By Mark B. Borg, Jr., Ph.D., author of Don’t Be a Dick: Change Yourself, Change the World
After weeks of lock-down in quarantine, my patient, Joe pops up on my computer screen for his regular psychotherapy session and says, “Dr. Borg, I keep on having this dream where I am a lifeguard on the beach, but each time someone is drowning I realize that I don’t have my bathing suit on. I am then confronted with the horrible realization that to save someone’s life will require me to embarrass and humiliate myself.”
The very first thing that one is taught in military lifeguard school is how to beat the holy hell out of the drowning victim—the very one who you are also attempting to save. The reason for this is that to a person who is drowning (that is, dying) the lifeguard represents just one thing: a breath. The desperation of the drowning person can be so extreme that, to the lifeguard, the drowning person represents a legitimate threat to her or his life. The only way for a lifeguard to both succeed and survive the difficult and dangerous task of saving a dying person is to take care of themself and others simultaneously.
Being an ex-military lifeguard and a clinical/community psychologist working in New York City who survived a good, solid ten days of COVID-19-related symptoms, I can tell you that taking care of ourselves in this pandemic is taking care of others. Ours is a collective experience where the psychology of personal responsibility and the constellation of personal/community/societal/global responses intersect and interact in ways that will have long-term ramifications for when and how we are transformed—positively and negatively—by this world crisis.
My co-authors and colleagues, Danny Berry, Dr. Grant Brenner and I have been developing a concept that we refer to as relationship sanity. It is a dynamic of healthy relationship where the people in relationship create and maintain a balance of giving and receiving, loving and being loved, as well as a reciprocity in the act of caring and being cared for. When we access the most up-to-date information about what is going in our world (specifically regarding safeguarding ourselves and others from exposure to the coronavirus), how to protect ourselves and each other, and then act accordingly—yes, I am talking about wearing your mask here—we can claim to be in a state of relationship sanity with, in, and for our world (i.e., all of us who exist here within it).
In contrast, is it not insane—relationship-wise and formally, clinically—to put ourselves and our neighbors at risk?
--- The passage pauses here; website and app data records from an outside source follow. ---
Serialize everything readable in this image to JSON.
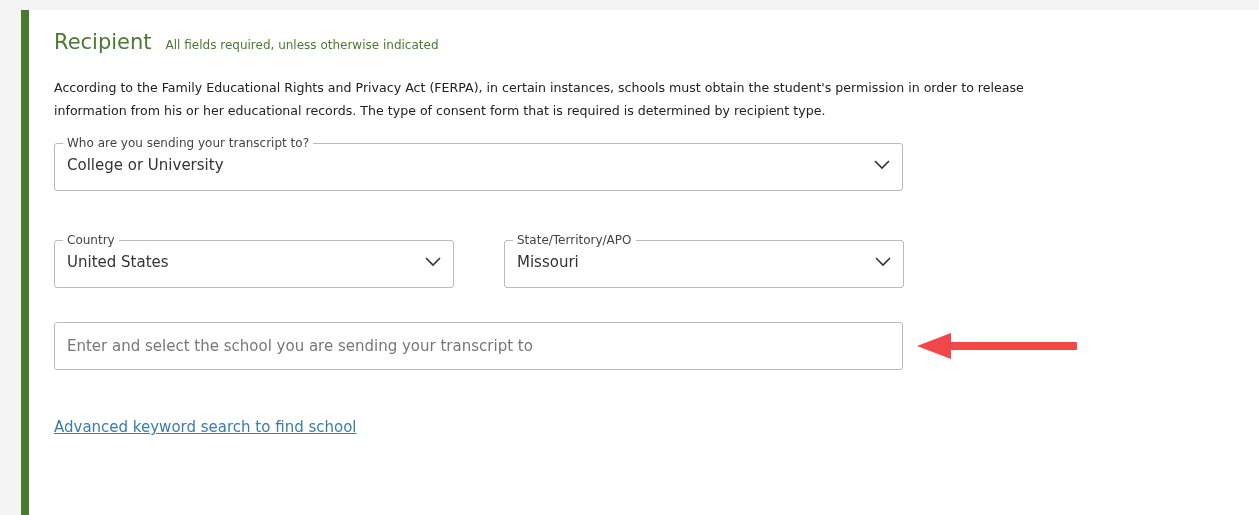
{
  "section": {
    "title": "Recipient",
    "note": "All fields required, unless otherwise indicated",
    "description": "According to the Family Educational Rights and Privacy Act (FERPA), in certain instances, schools must obtain the student's permission in order to release information from his or her educational records. The type of consent form that is required is determined by recipient type."
  },
  "rows": [
    [
      {
        "kind": "select",
        "label": "Who are you sending your transcript to?",
        "value": "College or University"
      }
    ],
    [
      {
        "kind": "select",
        "label": "Country",
        "value": "United States"
      },
      {
        "kind": "select",
        "label": "State/Territory/APO",
        "value": "Missouri"
      }
    ],
    [
      {
        "kind": "input",
        "placeholder": "Enter and select the school you are sending your transcript to",
        "annotated": true
      }
    ]
  ],
  "link": "Advanced keyword search to find school"
}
And even if you are like me (and my wife) and already went through the hell of coronavirus (and therefore have developed antibodies), the wearing of a mask serves as a symbol of solidarity and a commitment to care for ourselves and our neighbors no matter what. Not to mention, regarding being immune from re-infection, there remains a mixed message of when and how one can actually consider oneself safe. If you’d experienced coronavirus firsthand as I have—both by contracting it myself and having friends, colleagues, and patients killed by it—you might feel that calling those who do put on their protective gear “masked crusaders,” heroes who are committed to the health and healing of our world, is anything but an exaggeration.
“Maybe it’s not either/or, Joe?” I suggest in response to his dream. “Did you think that perhaps you could put your trunks on before you go out to save the drowning person?”